**Exercise requirements:** Every entry needs to be written out again exactly.

** Provided data follows **

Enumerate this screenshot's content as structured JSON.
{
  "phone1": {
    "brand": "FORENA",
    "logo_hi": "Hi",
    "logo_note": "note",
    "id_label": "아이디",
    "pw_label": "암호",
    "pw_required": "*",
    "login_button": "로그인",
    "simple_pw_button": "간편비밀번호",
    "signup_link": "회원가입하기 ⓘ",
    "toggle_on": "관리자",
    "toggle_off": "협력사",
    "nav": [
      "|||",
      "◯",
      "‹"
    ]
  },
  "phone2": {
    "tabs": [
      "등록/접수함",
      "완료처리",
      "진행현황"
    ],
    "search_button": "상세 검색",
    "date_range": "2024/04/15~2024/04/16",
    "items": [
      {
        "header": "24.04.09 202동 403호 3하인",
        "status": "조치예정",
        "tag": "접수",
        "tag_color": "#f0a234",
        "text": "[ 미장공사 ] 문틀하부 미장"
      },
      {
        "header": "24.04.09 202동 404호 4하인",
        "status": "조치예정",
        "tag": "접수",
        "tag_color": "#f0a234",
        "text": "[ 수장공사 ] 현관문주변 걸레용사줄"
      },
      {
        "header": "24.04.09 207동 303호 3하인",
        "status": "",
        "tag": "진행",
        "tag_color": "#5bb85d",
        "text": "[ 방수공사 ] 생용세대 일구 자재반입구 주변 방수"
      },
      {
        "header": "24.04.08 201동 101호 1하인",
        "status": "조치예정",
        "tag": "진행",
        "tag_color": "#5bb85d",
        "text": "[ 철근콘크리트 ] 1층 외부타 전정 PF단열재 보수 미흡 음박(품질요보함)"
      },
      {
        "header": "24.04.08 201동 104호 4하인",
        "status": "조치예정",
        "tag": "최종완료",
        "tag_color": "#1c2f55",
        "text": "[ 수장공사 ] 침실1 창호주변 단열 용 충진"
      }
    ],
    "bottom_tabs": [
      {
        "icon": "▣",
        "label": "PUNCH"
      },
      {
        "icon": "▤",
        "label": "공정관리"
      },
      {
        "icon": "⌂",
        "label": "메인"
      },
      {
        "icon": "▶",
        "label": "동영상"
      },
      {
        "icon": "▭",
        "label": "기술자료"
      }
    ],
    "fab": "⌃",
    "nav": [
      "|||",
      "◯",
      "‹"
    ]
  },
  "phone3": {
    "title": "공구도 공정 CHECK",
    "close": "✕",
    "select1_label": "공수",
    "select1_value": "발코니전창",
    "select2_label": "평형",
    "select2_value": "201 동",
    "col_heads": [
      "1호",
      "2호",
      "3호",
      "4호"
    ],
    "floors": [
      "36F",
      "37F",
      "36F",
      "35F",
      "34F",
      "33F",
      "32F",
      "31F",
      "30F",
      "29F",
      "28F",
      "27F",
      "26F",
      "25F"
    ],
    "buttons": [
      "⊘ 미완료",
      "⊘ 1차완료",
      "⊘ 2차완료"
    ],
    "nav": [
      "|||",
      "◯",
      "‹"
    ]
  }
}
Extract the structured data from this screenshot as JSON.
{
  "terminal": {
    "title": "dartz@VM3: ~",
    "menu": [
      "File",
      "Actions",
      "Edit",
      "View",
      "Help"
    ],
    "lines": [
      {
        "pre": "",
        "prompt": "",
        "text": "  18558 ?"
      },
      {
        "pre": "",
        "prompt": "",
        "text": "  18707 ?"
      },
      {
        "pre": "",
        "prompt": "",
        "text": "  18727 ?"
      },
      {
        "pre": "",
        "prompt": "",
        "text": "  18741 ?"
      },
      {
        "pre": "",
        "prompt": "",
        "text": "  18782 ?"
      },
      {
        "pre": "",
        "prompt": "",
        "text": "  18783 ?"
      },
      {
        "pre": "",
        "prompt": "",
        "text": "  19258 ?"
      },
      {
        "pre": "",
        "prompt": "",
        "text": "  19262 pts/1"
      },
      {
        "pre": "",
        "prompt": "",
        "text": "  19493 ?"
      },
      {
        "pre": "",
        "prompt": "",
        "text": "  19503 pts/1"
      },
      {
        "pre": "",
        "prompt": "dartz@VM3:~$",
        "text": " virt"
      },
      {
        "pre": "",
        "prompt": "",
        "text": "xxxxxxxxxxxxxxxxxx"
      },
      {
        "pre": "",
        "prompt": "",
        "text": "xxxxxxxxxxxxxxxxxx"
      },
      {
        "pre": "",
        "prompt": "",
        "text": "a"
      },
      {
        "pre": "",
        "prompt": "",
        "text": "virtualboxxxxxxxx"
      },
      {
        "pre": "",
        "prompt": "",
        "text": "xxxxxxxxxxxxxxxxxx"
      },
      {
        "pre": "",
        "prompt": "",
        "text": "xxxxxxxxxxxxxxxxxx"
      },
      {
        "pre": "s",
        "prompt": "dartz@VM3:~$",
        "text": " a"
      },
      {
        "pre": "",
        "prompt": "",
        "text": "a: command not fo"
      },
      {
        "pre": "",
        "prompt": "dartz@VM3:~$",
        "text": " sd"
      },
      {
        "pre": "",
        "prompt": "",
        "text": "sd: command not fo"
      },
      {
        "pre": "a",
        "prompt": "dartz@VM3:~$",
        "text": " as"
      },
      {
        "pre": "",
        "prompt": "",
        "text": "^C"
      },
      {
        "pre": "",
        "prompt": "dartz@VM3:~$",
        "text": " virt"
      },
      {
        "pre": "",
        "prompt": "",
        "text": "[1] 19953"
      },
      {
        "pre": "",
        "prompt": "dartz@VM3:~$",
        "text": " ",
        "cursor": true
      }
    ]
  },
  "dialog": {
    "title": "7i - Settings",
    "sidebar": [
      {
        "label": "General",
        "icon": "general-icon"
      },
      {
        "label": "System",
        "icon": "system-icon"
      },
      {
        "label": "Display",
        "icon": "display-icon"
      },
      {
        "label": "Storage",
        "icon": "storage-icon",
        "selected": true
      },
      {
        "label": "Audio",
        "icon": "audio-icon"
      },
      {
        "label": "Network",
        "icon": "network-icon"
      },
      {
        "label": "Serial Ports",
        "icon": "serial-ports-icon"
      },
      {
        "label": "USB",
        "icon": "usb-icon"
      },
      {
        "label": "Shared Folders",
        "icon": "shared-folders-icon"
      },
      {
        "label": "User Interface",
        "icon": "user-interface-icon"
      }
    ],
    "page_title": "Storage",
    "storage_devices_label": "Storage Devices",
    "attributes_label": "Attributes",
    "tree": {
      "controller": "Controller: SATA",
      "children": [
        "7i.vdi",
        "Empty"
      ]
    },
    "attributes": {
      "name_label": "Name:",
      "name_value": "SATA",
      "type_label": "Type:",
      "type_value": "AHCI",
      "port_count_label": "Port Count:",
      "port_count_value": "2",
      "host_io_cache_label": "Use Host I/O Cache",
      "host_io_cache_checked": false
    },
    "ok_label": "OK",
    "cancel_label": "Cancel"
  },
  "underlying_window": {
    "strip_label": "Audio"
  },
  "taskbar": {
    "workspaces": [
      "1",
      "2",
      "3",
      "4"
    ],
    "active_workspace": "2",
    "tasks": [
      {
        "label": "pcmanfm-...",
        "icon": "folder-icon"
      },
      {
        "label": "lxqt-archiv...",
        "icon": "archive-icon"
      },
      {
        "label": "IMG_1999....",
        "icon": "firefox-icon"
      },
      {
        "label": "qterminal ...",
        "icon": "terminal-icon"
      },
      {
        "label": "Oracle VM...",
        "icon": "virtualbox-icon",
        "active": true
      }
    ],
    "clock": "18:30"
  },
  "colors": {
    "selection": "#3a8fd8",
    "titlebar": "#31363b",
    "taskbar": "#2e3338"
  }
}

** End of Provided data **

**Written response:**
Enumerate this screenshot's content as structured JSON.
{
  "phone1": {
    "brand": "FORENA",
    "logo_hi": "Hi",
    "logo_note": "note",
    "id_label": "아이디",
    "pw_label": "암호",
    "pw_required": "*",
    "login_button": "로그인",
    "simple_pw_button": "간편비밀번호",
    "signup_link": "회원가입하기 ⓘ",
    "toggle_on": "관리자",
    "toggle_off": "협력사",
    "nav": [
      "|||",
      "◯",
      "‹"
    ]
  },
  "phone2": {
    "tabs": [
      "등록/접수함",
      "완료처리",
      "진행현황"
    ],
    "search_button": "상세 검색",
    "date_range": "2024/04/15~2024/04/16",
    "items": [
      {
        "header": "24.04.09 202동 403호 3하인",
        "status": "조치예정",
        "tag": "접수",
        "tag_color": "#f0a234",
        "text": "[ 미장공사 ] 문틀하부 미장"
      },
      {
        "header": "24.04.09 202동 404호 4하인",
        "status": "조치예정",
        "tag": "접수",
        "tag_color": "#f0a234",
        "text": "[ 수장공사 ] 현관문주변 걸레용사줄"
      },
      {
        "header": "24.04.09 207동 303호 3하인",
        "status": "",
        "tag": "진행",
        "tag_color": "#5bb85d",
        "text": "[ 방수공사 ] 생용세대 일구 자재반입구 주변 방수"
      },
      {
        "header": "24.04.08 201동 101호 1하인",
        "status": "조치예정",
        "tag": "진행",
        "tag_color": "#5bb85d",
        "text": "[ 철근콘크리트 ] 1층 외부타 전정 PF단열재 보수 미흡 음박(품질요보함)"
      },
      {
        "header": "24.04.08 201동 104호 4하인",
        "status": "조치예정",
        "tag": "최종완료",
        "tag_color": "#1c2f55",
        "text": "[ 수장공사 ] 침실1 창호주변 단열 용 충진"
      }
    ],
    "bottom_tabs": [
      {
        "icon": "▣",
        "label": "PUNCH"
      },
      {
        "icon": "▤",
        "label": "공정관리"
      },
      {
        "icon": "⌂",
        "label": "메인"
      },
      {
        "icon": "▶",
        "label": "동영상"
      },
      {
        "icon": "▭",
        "label": "기술자료"
      }
    ],
    "fab": "⌃",
    "nav": [
      "|||",
      "◯",
      "‹"
    ]
  },
  "phone3": {
    "title": "공구도 공정 CHECK",
    "close": "✕",
    "select1_label": "공수",
    "select1_value": "발코니전창",
    "select2_label": "평형",
    "select2_value": "201 동",
    "col_heads": [
      "1호",
      "2호",
      "3호",
      "4호"
    ],
    "floors": [
      "36F",
      "37F",
      "36F",
      "35F",
      "34F",
      "33F",
      "32F",
      "31F",
      "30F",
      "29F",
      "28F",
      "27F",
      "26F",
      "25F"
    ],
    "buttons": [
      "⊘ 미완료",
      "⊘ 1차완료",
      "⊘ 2차완료"
    ],
    "nav": [
      "|||",
      "◯",
      "‹"
    ]
  }
}
Extract the structured data from this screenshot as JSON.
{
  "terminal": {
    "title": "dartz@VM3: ~",
    "menu": [
      "File",
      "Actions",
      "Edit",
      "View",
      "Help"
    ],
    "lines": [
      {
        "pre": "",
        "prompt": "",
        "text": "  18558 ?"
      },
      {
        "pre": "",
        "prompt": "",
        "text": "  18707 ?"
      },
      {
        "pre": "",
        "prompt": "",
        "text": "  18727 ?"
      },
      {
        "pre": "",
        "prompt": "",
        "text": "  18741 ?"
      },
      {
        "pre": "",
        "prompt": "",
        "text": "  18782 ?"
      },
      {
        "pre": "",
        "prompt": "",
        "text": "  18783 ?"
      },
      {
        "pre": "",
        "prompt": "",
        "text": "  19258 ?"
      },
      {
        "pre": "",
        "prompt": "",
        "text": "  19262 pts/1"
      },
      {
        "pre": "",
        "prompt": "",
        "text": "  19493 ?"
      },
      {
        "pre": "",
        "prompt": "",
        "text": "  19503 pts/1"
      },
      {
        "pre": "",
        "prompt": "dartz@VM3:~$",
        "text": " virt"
      },
      {
        "pre": "",
        "prompt": "",
        "text": "xxxxxxxxxxxxxxxxxx"
      },
      {
        "pre": "",
        "prompt": "",
        "text": "xxxxxxxxxxxxxxxxxx"
      },
      {
        "pre": "",
        "prompt": "",
        "text": "a"
      },
      {
        "pre": "",
        "prompt": "",
        "text": "virtualboxxxxxxxx"
      },
      {
        "pre": "",
        "prompt": "",
        "text": "xxxxxxxxxxxxxxxxxx"
      },
      {
        "pre": "",
        "prompt": "",
        "text": "xxxxxxxxxxxxxxxxxx"
      },
      {
        "pre": "s",
        "prompt": "dartz@VM3:~$",
        "text": " a"
      },
      {
        "pre": "",
        "prompt": "",
        "text": "a: command not fo"
      },
      {
        "pre": "",
        "prompt": "dartz@VM3:~$",
        "text": " sd"
      },
      {
        "pre": "",
        "prompt": "",
        "text": "sd: command not fo"
      },
      {
        "pre": "a",
        "prompt": "dartz@VM3:~$",
        "text": " as"
      },
      {
        "pre": "",
        "prompt": "",
        "text": "^C"
      },
      {
        "pre": "",
        "prompt": "dartz@VM3:~$",
        "text": " virt"
      },
      {
        "pre": "",
        "prompt": "",
        "text": "[1] 19953"
      },
      {
        "pre": "",
        "prompt": "dartz@VM3:~$",
        "text": " ",
        "cursor": true
      }
    ]
  },
  "dialog": {
    "title": "7i - Settings",
    "sidebar": [
      {
        "label": "General",
        "icon": "general-icon"
      },
      {
        "label": "System",
        "icon": "system-icon"
      },
      {
        "label": "Display",
        "icon": "display-icon"
      },
      {
        "label": "Storage",
        "icon": "storage-icon",
        "selected": true
      },
      {
        "label": "Audio",
        "icon": "audio-icon"
      },
      {
        "label": "Network",
        "icon": "network-icon"
      },
      {
        "label": "Serial Ports",
        "icon": "serial-ports-icon"
      },
      {
        "label": "USB",
        "icon": "usb-icon"
      },
      {
        "label": "Shared Folders",
        "icon": "shared-folders-icon"
      },
      {
        "label": "User Interface",
        "icon": "user-interface-icon"
      }
    ],
    "page_title": "Storage",
    "storage_devices_label": "Storage Devices",
    "attributes_label": "Attributes",
    "tree": {
      "controller": "Controller: SATA",
      "children": [
        "7i.vdi",
        "Empty"
      ]
    },
    "attributes": {
      "name_label": "Name:",
      "name_value": "SATA",
      "type_label": "Type:",
      "type_value": "AHCI",
      "port_count_label": "Port Count:",
      "port_count_value": "2",
      "host_io_cache_label": "Use Host I/O Cache",
      "host_io_cache_checked": false
    },
    "ok_label": "OK",
    "cancel_label": "Cancel"
  },
  "underlying_window": {
    "strip_label": "Audio"
  },
  "taskbar": {
    "workspaces": [
      "1",
      "2",
      "3",
      "4"
    ],
    "active_workspace": "2",
    "tasks": [
      {
        "label": "pcmanfm-...",
        "icon": "folder-icon"
      },
      {
        "label": "lxqt-archiv...",
        "icon": "archive-icon"
      },
      {
        "label": "IMG_1999....",
        "icon": "firefox-icon"
      },
      {
        "label": "qterminal ...",
        "icon": "terminal-icon"
      },
      {
        "label": "Oracle VM...",
        "icon": "virtualbox-icon",
        "active": true
      }
    ],
    "clock": "18:30"
  },
  "colors": {
    "selection": "#3a8fd8",
    "titlebar": "#31363b",
    "taskbar": "#2e3338"
  }
}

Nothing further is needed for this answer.